Assigned task:
Could you filter the records below and keep only the lines with the word "albert"?

----- Data for this task

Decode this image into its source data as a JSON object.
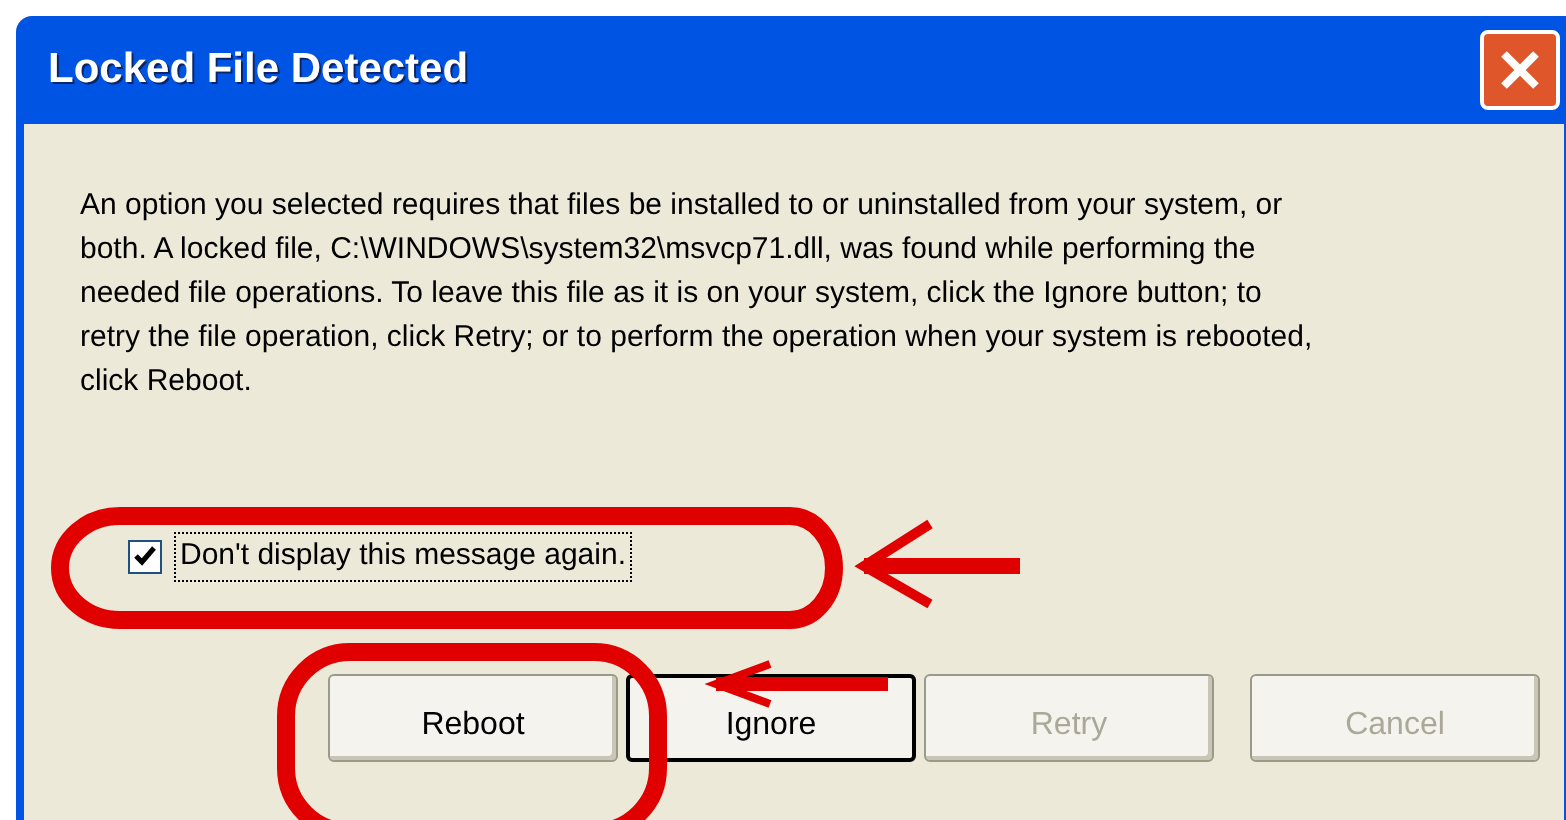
{
  "window": {
    "title": "Locked File Detected"
  },
  "message": "An option you selected requires that files be installed to or uninstalled from your system, or both. A locked file, C:\\WINDOWS\\system32\\msvcp71.dll, was found while performing the needed file operations. To leave this file as it is on your system, click the Ignore button; to retry the file operation, click Retry; or to perform the operation when your system is rebooted, click Reboot.",
  "checkbox": {
    "label": "Don't display this message again.",
    "checked": true
  },
  "buttons": [
    {
      "label": "Reboot",
      "disabled": false,
      "default": false
    },
    {
      "label": "Ignore",
      "disabled": false,
      "default": true
    },
    {
      "label": "Retry",
      "disabled": true,
      "default": false
    },
    {
      "label": "Cancel",
      "disabled": true,
      "default": false
    }
  ]
}
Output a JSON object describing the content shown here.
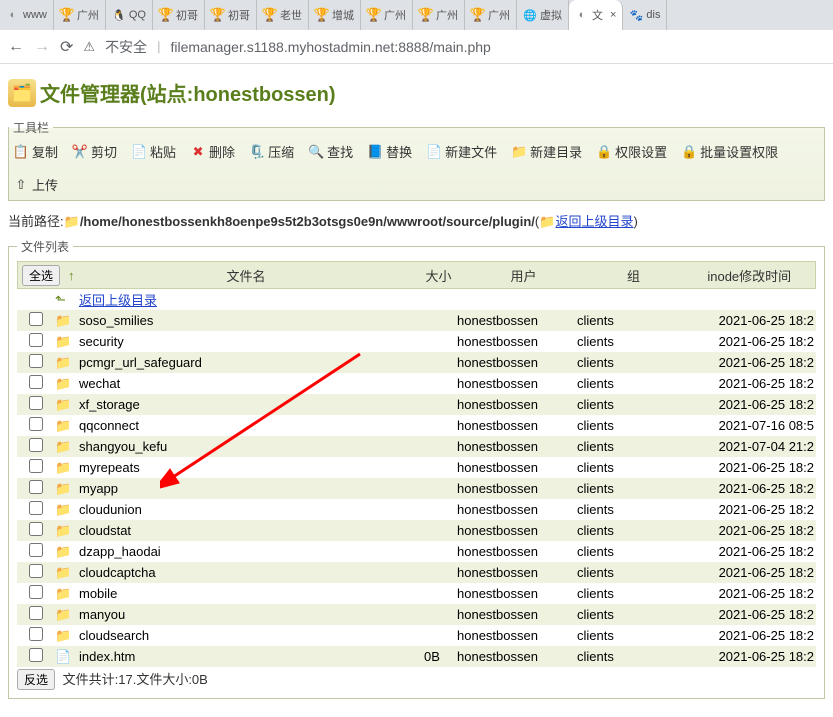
{
  "tabs": [
    {
      "icon": "globe",
      "label": "www"
    },
    {
      "icon": "cup",
      "label": "广州"
    },
    {
      "icon": "qq",
      "label": "QQ"
    },
    {
      "icon": "cup",
      "label": "初哥"
    },
    {
      "icon": "cup",
      "label": "初哥"
    },
    {
      "icon": "cup",
      "label": "老世"
    },
    {
      "icon": "cup",
      "label": "增城"
    },
    {
      "icon": "cup",
      "label": "广州"
    },
    {
      "icon": "cup",
      "label": "广州"
    },
    {
      "icon": "cup",
      "label": "广州"
    },
    {
      "icon": "blue",
      "label": "虚拟"
    },
    {
      "icon": "globe",
      "label": "文",
      "active": true,
      "close": "×"
    },
    {
      "icon": "paw",
      "label": "dis"
    }
  ],
  "addr": {
    "insecure": "不安全",
    "url": "filemanager.s1188.myhostadmin.net:8888/main.php"
  },
  "title": "文件管理器(站点:honestbossen)",
  "toolbar_legend": "工具栏",
  "toolbar": {
    "copy": "复制",
    "cut": "剪切",
    "paste": "粘贴",
    "delete": "删除",
    "compress": "压缩",
    "find": "查找",
    "replace": "替换",
    "newfile": "新建文件",
    "newdir": "新建目录",
    "perm": "权限设置",
    "bperm": "批量设置权限",
    "upload": "上传"
  },
  "path": {
    "prefix": "当前路径:",
    "value": "/home/honestbossenkh8oenpe9s5t2b3otsgs0e9n/wwwroot/source/plugin/",
    "back": "返回上级目录"
  },
  "list_legend": "文件列表",
  "header": {
    "selectAll": "全选",
    "name": "文件名",
    "size": "大小",
    "user": "用户",
    "group": "组",
    "mtime": "inode修改时间"
  },
  "back_link": "返回上级目录",
  "rows": [
    {
      "type": "dir",
      "name": "soso_smilies",
      "size": "",
      "user": "honestbossen",
      "group": "clients",
      "time": "2021-06-25 18:2"
    },
    {
      "type": "dir",
      "name": "security",
      "size": "",
      "user": "honestbossen",
      "group": "clients",
      "time": "2021-06-25 18:2"
    },
    {
      "type": "dir",
      "name": "pcmgr_url_safeguard",
      "size": "",
      "user": "honestbossen",
      "group": "clients",
      "time": "2021-06-25 18:2"
    },
    {
      "type": "dir",
      "name": "wechat",
      "size": "",
      "user": "honestbossen",
      "group": "clients",
      "time": "2021-06-25 18:2"
    },
    {
      "type": "dir",
      "name": "xf_storage",
      "size": "",
      "user": "honestbossen",
      "group": "clients",
      "time": "2021-06-25 18:2"
    },
    {
      "type": "dir",
      "name": "qqconnect",
      "size": "",
      "user": "honestbossen",
      "group": "clients",
      "time": "2021-07-16 08:5"
    },
    {
      "type": "dir",
      "name": "shangyou_kefu",
      "size": "",
      "user": "honestbossen",
      "group": "clients",
      "time": "2021-07-04 21:2"
    },
    {
      "type": "dir",
      "name": "myrepeats",
      "size": "",
      "user": "honestbossen",
      "group": "clients",
      "time": "2021-06-25 18:2"
    },
    {
      "type": "dir",
      "name": "myapp",
      "size": "",
      "user": "honestbossen",
      "group": "clients",
      "time": "2021-06-25 18:2"
    },
    {
      "type": "dir",
      "name": "cloudunion",
      "size": "",
      "user": "honestbossen",
      "group": "clients",
      "time": "2021-06-25 18:2"
    },
    {
      "type": "dir",
      "name": "cloudstat",
      "size": "",
      "user": "honestbossen",
      "group": "clients",
      "time": "2021-06-25 18:2"
    },
    {
      "type": "dir",
      "name": "dzapp_haodai",
      "size": "",
      "user": "honestbossen",
      "group": "clients",
      "time": "2021-06-25 18:2"
    },
    {
      "type": "dir",
      "name": "cloudcaptcha",
      "size": "",
      "user": "honestbossen",
      "group": "clients",
      "time": "2021-06-25 18:2"
    },
    {
      "type": "dir",
      "name": "mobile",
      "size": "",
      "user": "honestbossen",
      "group": "clients",
      "time": "2021-06-25 18:2"
    },
    {
      "type": "dir",
      "name": "manyou",
      "size": "",
      "user": "honestbossen",
      "group": "clients",
      "time": "2021-06-25 18:2"
    },
    {
      "type": "dir",
      "name": "cloudsearch",
      "size": "",
      "user": "honestbossen",
      "group": "clients",
      "time": "2021-06-25 18:2"
    },
    {
      "type": "file",
      "name": "index.htm",
      "size": "0B",
      "user": "honestbossen",
      "group": "clients",
      "time": "2021-06-25 18:2"
    }
  ],
  "footer": {
    "invert": "反选",
    "summary": "文件共计:17.文件大小:0B"
  }
}
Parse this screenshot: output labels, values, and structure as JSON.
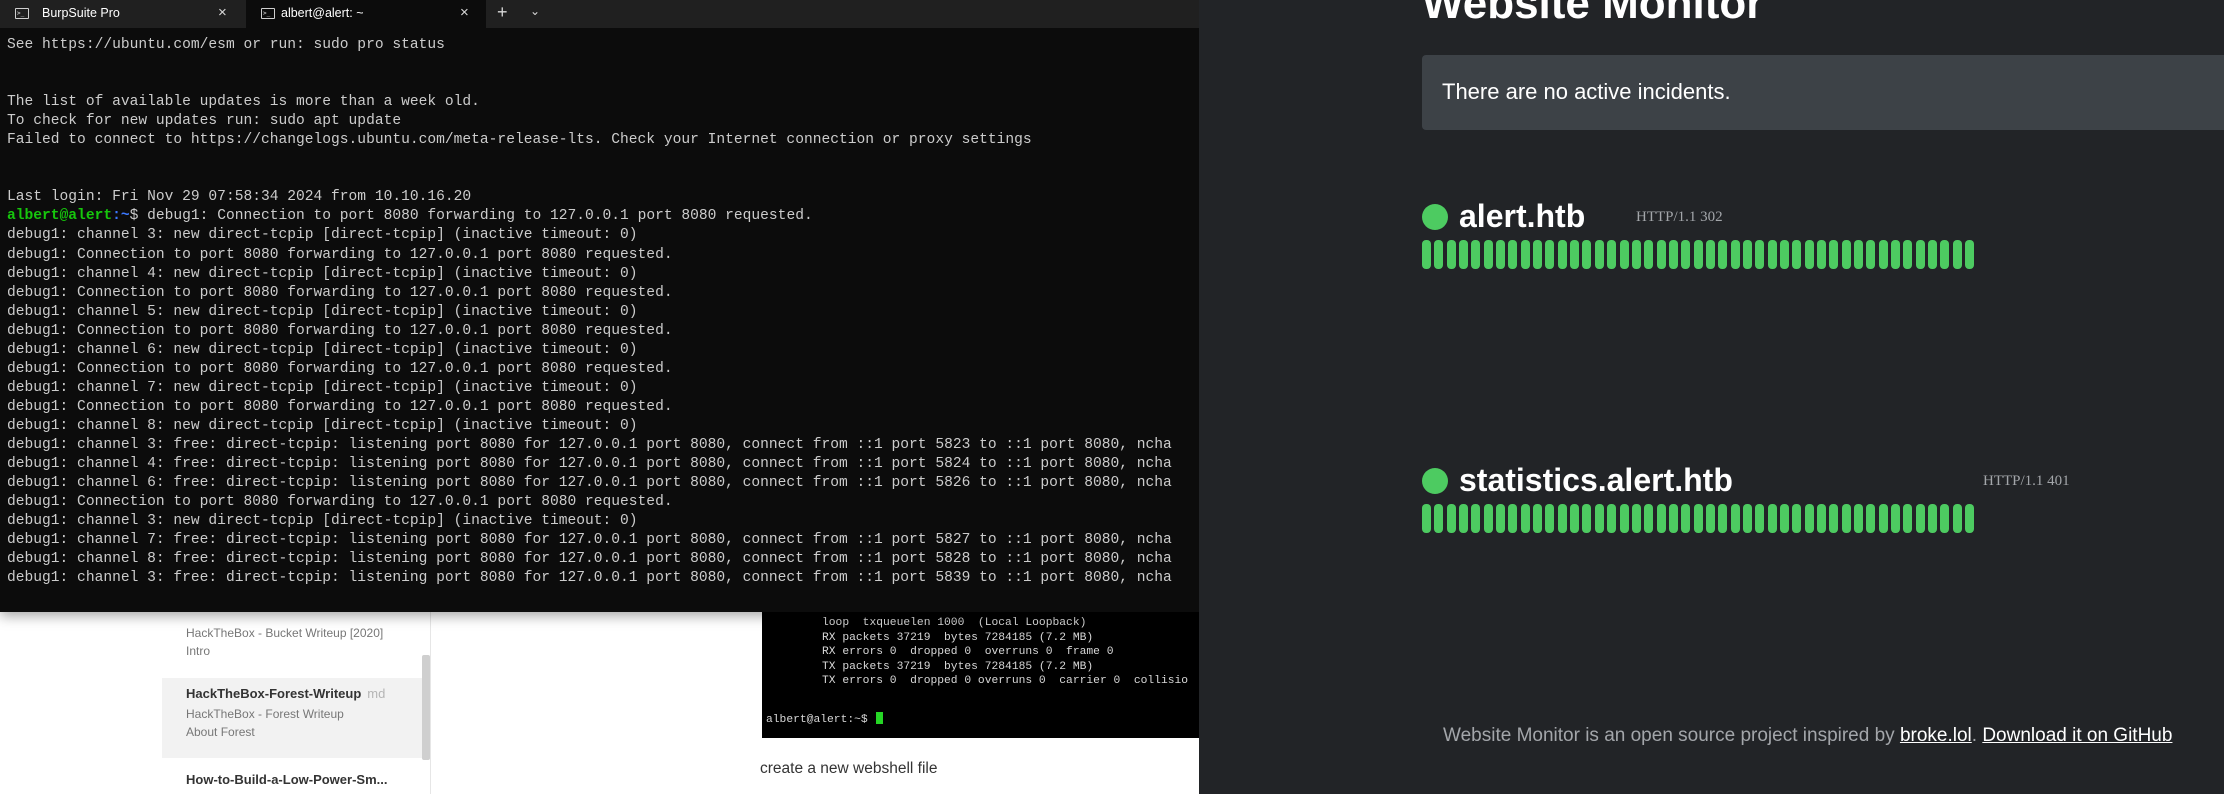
{
  "terminal": {
    "tabs": [
      {
        "label": "BurpSuite Pro",
        "icon": "terminal-icon",
        "active": false
      },
      {
        "label": "albert@alert: ~",
        "icon": "terminal-icon",
        "active": true
      }
    ],
    "new_tab_label": "+",
    "dropdown_label": "⌄",
    "close_label": "×",
    "prompt_user": "albert@alert",
    "prompt_path": ":~",
    "prompt_symbol": "$",
    "first_prompt_rest": " debug1: Connection to port 8080 forwarding to 127.0.0.1 port 8080 requested.",
    "lines_before_prompt": [
      "See https://ubuntu.com/esm or run: sudo pro status",
      "",
      "",
      "The list of available updates is more than a week old.",
      "To check for new updates run: sudo apt update",
      "Failed to connect to https://changelogs.ubuntu.com/meta-release-lts. Check your Internet connection or proxy settings",
      "",
      "",
      "Last login: Fri Nov 29 07:58:34 2024 from 10.10.16.20"
    ],
    "lines_after_prompt": [
      "debug1: channel 3: new direct-tcpip [direct-tcpip] (inactive timeout: 0)",
      "debug1: Connection to port 8080 forwarding to 127.0.0.1 port 8080 requested.",
      "debug1: channel 4: new direct-tcpip [direct-tcpip] (inactive timeout: 0)",
      "debug1: Connection to port 8080 forwarding to 127.0.0.1 port 8080 requested.",
      "debug1: channel 5: new direct-tcpip [direct-tcpip] (inactive timeout: 0)",
      "debug1: Connection to port 8080 forwarding to 127.0.0.1 port 8080 requested.",
      "debug1: channel 6: new direct-tcpip [direct-tcpip] (inactive timeout: 0)",
      "debug1: Connection to port 8080 forwarding to 127.0.0.1 port 8080 requested.",
      "debug1: channel 7: new direct-tcpip [direct-tcpip] (inactive timeout: 0)",
      "debug1: Connection to port 8080 forwarding to 127.0.0.1 port 8080 requested.",
      "debug1: channel 8: new direct-tcpip [direct-tcpip] (inactive timeout: 0)",
      "debug1: channel 3: free: direct-tcpip: listening port 8080 for 127.0.0.1 port 8080, connect from ::1 port 5823 to ::1 port 8080, ncha",
      "debug1: channel 4: free: direct-tcpip: listening port 8080 for 127.0.0.1 port 8080, connect from ::1 port 5824 to ::1 port 8080, ncha",
      "debug1: channel 6: free: direct-tcpip: listening port 8080 for 127.0.0.1 port 8080, connect from ::1 port 5826 to ::1 port 8080, ncha",
      "debug1: Connection to port 8080 forwarding to 127.0.0.1 port 8080 requested.",
      "debug1: channel 3: new direct-tcpip [direct-tcpip] (inactive timeout: 0)",
      "debug1: channel 7: free: direct-tcpip: listening port 8080 for 127.0.0.1 port 8080, connect from ::1 port 5827 to ::1 port 8080, ncha",
      "debug1: channel 8: free: direct-tcpip: listening port 8080 for 127.0.0.1 port 8080, connect from ::1 port 5828 to ::1 port 8080, ncha",
      "debug1: channel 3: free: direct-tcpip: listening port 8080 for 127.0.0.1 port 8080, connect from ::1 port 5839 to ::1 port 8080, ncha"
    ]
  },
  "notes_app": {
    "entries": [
      {
        "title": "",
        "ext": "",
        "subtitle": "HackTheBox - Bucket Writeup [2020]",
        "subtitle2": "Intro",
        "active": false
      },
      {
        "title": "HackTheBox-Forest-Writeup",
        "ext": "md",
        "subtitle": "HackTheBox - Forest Writeup",
        "subtitle2": "About Forest",
        "active": true
      },
      {
        "title": "How-to-Build-a-Low-Power-Sm...",
        "ext": "",
        "subtitle": "",
        "subtitle2": "",
        "active": false
      }
    ],
    "embedded_terminal_lines": [
      "loop  txqueuelen 1000  (Local Loopback)",
      "RX packets 37219  bytes 7284185 (7.2 MB)",
      "RX errors 0  dropped 0  overruns 0  frame 0",
      "TX packets 37219  bytes 7284185 (7.2 MB)",
      "TX errors 0  dropped 0 overruns 0  carrier 0  collisio"
    ],
    "embedded_prompt": "albert@alert:~$",
    "caption": "create a new webshell file"
  },
  "monitor": {
    "title": "Website Monitor",
    "incident_text": "There are no active incidents.",
    "accent_color": "#4dcb61",
    "sites": [
      {
        "name": "alert.htb",
        "status": "HTTP/1.1 302",
        "uptime_checks": 45
      },
      {
        "name": "statistics.alert.htb",
        "status": "HTTP/1.1 401",
        "uptime_checks": 45
      }
    ],
    "footer_text": "Website Monitor is an open source project inspired by ",
    "footer_link1": "broke.lol",
    "footer_sep": ". ",
    "footer_link2": "Download it on GitHub"
  }
}
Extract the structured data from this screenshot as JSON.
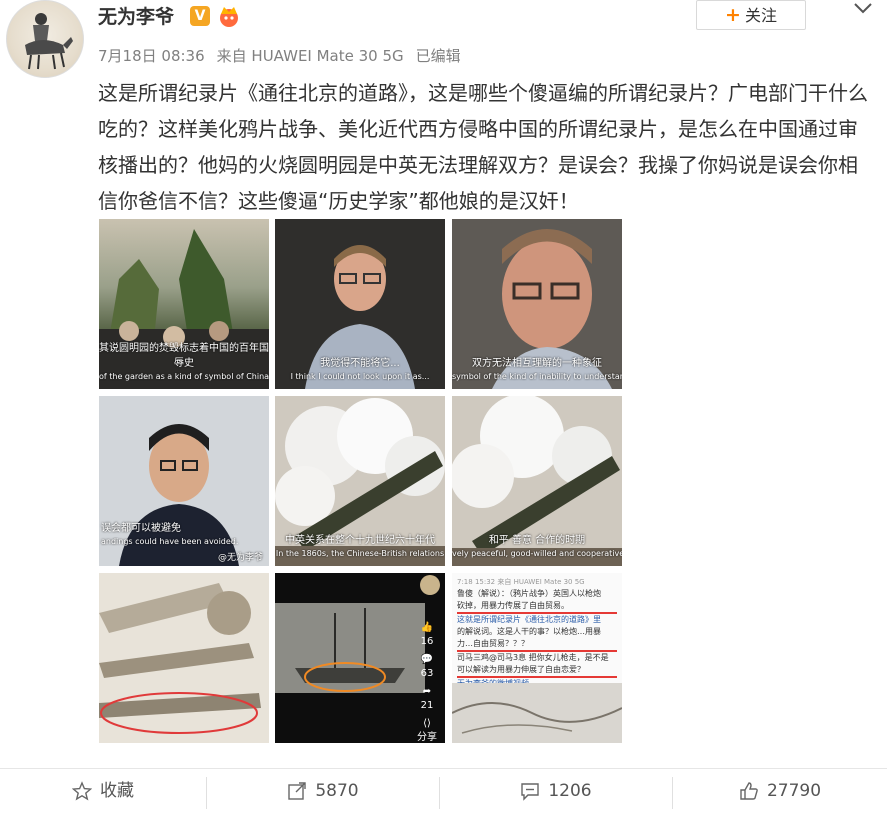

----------

Solution:
        "label": "albert@alert: ~",
    "prompt_user": "albert@alert",
    "embedded_prompt": "albert@alert:~$",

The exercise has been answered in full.